Mitch Boyer and Vincent Alfieri both attended Flatiron School, a coding bootcamp with courses in New York City and online, to learn web development. However, while
As a freelancer it can be hard to protect yourself and enforce contracts if there is a disagreement. Nothing is worse than doing a bunch of work for a client and then having them stiff you on payment. We’ve all been there at least once.
Here are some of the ways you can protect yourself:
- Write a solid service agreement or statement of work contract and have the client sign it: This contract should outline all the major activities, deliverables, assumptions, and exact payment terms for the work you are going to do for them. Dan Mall from SuperFriendly has a great combination service agreement/statement of work that he has open-sourced to the freelance community. You are free to use it and I encourage you to do so. It comes in Keynote, HTML, and Microsoft Word versions.
- Wait for a retainer payment before you send the first major deliverable: I always recommend asking for a percentage retainer payment from a client when you begin the project. This is acceptable to ask for when it’s a *direct new client. You can start the work before you receive this payment, but don’t deliver the first major deliverable until you receive the payment. Be firm on this. * By direct I mean a smaller client that hires you as an individual to do specific deliverables. Think an individual, small or medium size business, or a startup.
- For larger companies, understand their payment terms. Before starting a big contract with a larger company, or a sub-contract with an agency, ask them what their regular invoice and payment terms are. For larger agencies or companies, they almost always pay on the company’s regular payment terms, which usually means you get paid 2-4 weeks after a work period is finished, or deliverables are complete–just like if you were on salary. If the company is reputable, you should accept these terms if you want to work for them as they usually don’t make exceptions. But if you really feel wary about trusting them to pay you after the fact, perhaps you shouldn’t work for them?
- Invoice at regularly scheduled intervals specified in the contract: If you can space out invoices throughout the project, there is less risk of being left holding the bag with a large unpaid invoice at the end of the project.
- Hold back deliverables: The only real leverage you have as a freelancer is the actual work that the client has asked you to do. If you are at all worried about getting payment, then you can hold back deliverables and final root files or code until the client sends you payment. This can get sticky, and you should be careful about which clients you do this with. If they are sketchy at all, I would recommend it. But if it’s a reputable company and you don’t feel there is a risk you won’t get paid, then perhaps it may just create unnecessary conflict. You want to get repeat business, so it’s not always a good idea to have your actions show you don’t trust the client.
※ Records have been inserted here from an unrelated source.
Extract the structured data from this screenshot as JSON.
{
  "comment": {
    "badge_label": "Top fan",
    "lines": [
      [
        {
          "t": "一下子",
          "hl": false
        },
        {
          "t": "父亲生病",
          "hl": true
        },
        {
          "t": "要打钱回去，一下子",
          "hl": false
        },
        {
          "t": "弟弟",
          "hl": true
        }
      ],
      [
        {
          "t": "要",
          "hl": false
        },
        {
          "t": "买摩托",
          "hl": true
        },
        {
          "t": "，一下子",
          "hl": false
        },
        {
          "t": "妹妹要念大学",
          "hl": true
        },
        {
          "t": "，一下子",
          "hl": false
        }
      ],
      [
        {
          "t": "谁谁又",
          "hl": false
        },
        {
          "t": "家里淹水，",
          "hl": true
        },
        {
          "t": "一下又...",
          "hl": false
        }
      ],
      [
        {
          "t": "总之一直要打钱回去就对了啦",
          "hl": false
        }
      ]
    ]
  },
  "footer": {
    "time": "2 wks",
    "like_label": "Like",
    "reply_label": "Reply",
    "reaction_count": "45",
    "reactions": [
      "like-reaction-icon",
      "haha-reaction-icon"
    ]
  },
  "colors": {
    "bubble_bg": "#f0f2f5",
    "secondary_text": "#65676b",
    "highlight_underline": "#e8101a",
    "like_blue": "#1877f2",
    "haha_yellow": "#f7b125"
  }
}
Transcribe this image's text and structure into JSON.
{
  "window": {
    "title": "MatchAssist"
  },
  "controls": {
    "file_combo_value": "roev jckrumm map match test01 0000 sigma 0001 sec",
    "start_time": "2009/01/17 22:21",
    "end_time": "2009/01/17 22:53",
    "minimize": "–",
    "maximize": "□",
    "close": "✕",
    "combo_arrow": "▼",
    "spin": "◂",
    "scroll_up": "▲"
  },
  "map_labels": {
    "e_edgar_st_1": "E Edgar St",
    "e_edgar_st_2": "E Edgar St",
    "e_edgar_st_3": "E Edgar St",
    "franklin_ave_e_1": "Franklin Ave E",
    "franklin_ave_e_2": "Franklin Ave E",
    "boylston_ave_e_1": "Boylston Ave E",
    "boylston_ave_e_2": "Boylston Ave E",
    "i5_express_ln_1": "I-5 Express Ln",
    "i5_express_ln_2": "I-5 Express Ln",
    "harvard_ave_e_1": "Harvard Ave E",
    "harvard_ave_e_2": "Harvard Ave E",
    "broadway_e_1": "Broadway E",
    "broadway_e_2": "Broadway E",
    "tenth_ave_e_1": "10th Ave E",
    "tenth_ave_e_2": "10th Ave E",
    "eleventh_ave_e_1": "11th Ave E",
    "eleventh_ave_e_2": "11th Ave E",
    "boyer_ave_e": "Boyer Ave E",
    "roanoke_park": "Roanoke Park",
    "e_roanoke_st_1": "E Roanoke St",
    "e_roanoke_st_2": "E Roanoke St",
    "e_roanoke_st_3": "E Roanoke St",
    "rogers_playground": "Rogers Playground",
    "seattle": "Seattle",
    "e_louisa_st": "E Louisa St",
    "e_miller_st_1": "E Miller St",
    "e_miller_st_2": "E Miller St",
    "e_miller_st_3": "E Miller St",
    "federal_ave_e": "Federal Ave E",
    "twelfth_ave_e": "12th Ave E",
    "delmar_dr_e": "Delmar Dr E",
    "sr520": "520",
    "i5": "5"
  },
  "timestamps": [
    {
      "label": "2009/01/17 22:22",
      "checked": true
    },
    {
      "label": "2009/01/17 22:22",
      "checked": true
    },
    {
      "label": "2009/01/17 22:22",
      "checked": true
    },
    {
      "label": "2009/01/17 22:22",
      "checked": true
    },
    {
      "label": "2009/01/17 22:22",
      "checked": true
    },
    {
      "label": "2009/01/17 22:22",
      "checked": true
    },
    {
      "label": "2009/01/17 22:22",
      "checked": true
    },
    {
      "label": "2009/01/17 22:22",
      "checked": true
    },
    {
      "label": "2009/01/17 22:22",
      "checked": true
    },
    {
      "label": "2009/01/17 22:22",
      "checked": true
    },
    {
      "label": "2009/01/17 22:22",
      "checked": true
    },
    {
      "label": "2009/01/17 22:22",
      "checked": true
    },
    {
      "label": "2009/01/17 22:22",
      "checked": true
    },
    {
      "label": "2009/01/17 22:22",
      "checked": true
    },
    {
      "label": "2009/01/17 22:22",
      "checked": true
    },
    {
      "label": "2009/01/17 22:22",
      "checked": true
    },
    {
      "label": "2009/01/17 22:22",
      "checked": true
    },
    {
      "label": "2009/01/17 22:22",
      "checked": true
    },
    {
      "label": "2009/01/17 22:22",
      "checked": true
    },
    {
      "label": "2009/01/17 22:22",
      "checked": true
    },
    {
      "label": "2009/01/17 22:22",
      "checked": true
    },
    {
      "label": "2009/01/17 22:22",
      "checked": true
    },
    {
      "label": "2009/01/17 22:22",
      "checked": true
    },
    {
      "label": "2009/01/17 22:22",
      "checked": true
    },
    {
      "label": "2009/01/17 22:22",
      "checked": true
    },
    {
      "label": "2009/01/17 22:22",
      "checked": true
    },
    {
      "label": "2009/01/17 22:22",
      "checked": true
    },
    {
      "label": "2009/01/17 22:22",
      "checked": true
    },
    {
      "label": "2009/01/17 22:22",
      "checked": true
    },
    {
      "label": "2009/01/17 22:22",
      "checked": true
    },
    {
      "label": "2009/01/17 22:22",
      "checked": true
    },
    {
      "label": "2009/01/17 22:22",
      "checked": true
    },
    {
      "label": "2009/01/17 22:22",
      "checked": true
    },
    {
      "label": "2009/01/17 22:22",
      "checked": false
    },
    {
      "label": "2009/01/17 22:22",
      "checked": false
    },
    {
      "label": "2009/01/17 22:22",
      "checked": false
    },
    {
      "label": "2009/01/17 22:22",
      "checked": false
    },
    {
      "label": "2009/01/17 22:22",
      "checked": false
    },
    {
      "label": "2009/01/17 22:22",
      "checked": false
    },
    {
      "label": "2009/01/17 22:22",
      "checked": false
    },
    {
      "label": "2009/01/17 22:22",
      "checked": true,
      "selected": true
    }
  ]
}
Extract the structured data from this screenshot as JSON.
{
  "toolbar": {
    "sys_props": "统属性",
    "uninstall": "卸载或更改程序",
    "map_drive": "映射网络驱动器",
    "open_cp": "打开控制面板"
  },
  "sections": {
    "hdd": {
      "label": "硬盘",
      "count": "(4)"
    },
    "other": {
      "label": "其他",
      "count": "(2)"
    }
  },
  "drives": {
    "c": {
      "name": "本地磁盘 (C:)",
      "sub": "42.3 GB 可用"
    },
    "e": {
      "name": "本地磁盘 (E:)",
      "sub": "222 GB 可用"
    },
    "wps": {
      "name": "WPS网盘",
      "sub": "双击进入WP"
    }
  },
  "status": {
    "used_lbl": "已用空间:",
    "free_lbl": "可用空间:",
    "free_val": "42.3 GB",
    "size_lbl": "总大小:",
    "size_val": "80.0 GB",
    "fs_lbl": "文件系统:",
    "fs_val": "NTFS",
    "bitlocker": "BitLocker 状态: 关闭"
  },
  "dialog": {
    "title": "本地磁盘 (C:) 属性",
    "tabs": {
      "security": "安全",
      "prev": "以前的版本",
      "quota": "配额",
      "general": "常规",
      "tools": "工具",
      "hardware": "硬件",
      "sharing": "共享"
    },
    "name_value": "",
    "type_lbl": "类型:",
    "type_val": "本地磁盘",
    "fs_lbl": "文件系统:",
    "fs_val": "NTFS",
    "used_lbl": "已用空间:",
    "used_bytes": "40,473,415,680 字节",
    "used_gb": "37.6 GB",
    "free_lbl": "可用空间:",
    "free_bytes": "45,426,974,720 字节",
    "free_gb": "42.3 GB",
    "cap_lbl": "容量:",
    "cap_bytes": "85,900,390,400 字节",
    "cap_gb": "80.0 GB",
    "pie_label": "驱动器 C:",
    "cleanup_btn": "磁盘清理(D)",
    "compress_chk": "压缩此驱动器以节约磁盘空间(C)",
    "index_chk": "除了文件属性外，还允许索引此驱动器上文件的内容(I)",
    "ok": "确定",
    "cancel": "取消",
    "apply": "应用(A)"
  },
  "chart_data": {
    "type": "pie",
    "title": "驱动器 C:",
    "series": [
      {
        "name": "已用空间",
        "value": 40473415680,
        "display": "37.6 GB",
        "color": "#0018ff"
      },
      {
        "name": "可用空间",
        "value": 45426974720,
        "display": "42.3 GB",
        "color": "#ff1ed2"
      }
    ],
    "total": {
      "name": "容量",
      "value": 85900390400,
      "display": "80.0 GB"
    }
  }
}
- Be Nice, Remind Regularly: One of the biggest mistakes freelancers can make is to be super aggressive and angry about missing payments. Clients respond much better to friendly, regular reminders than they do to a super angry email. Remind the person every week, without fail. Not more, not less, until you get paid. There could be a million reasons why a payment is late. Being professional and nice usually will eventually get you paid. Being angry and threatening usually guarantees you won’t get paid.
- Online Claiming Service: The company PeopleClaim reached out to me recently and it seems like an interesting service for freelancers. They’ll send the claim out by mail or email; if it’s not resolved by your deadline, you have the option to post it publicly. The site’s peer mediation process invites the public–including freelancers– to offer suggestions for resolution. It’s a powerful process that focuses on a mutually agreeable resolution sourced by people who know the business. It’s quite economical as well. If you give it a try, please let me know how it goes!
- Legal Action: Your last remaining recourse may only be legal action. You could try a letter from your lawyer explaining that if they don’t pay, they will be liable for legal action against them. The threat of legal action is sometimes enough to trigger payment. In New York City, there is a new law that protects freelancers from wage theft. So if you are from there, you have more protection and recourse than in other places. But in most cities you are left with small claims court, and if the client isn’t in your city, it’s usually not worth the time to take legal action.
In the end the best way to protect yourself is to use your freelance spidey-sense! If you feel like there is a decent risk this client is going to stiff you, then perhaps you shouldn’t work for the client in the first place. But if you must, then use all the tools above.
For more about invoicing, take a look at Fiverr Workspace’s complete guide to invoicing as a freelancer.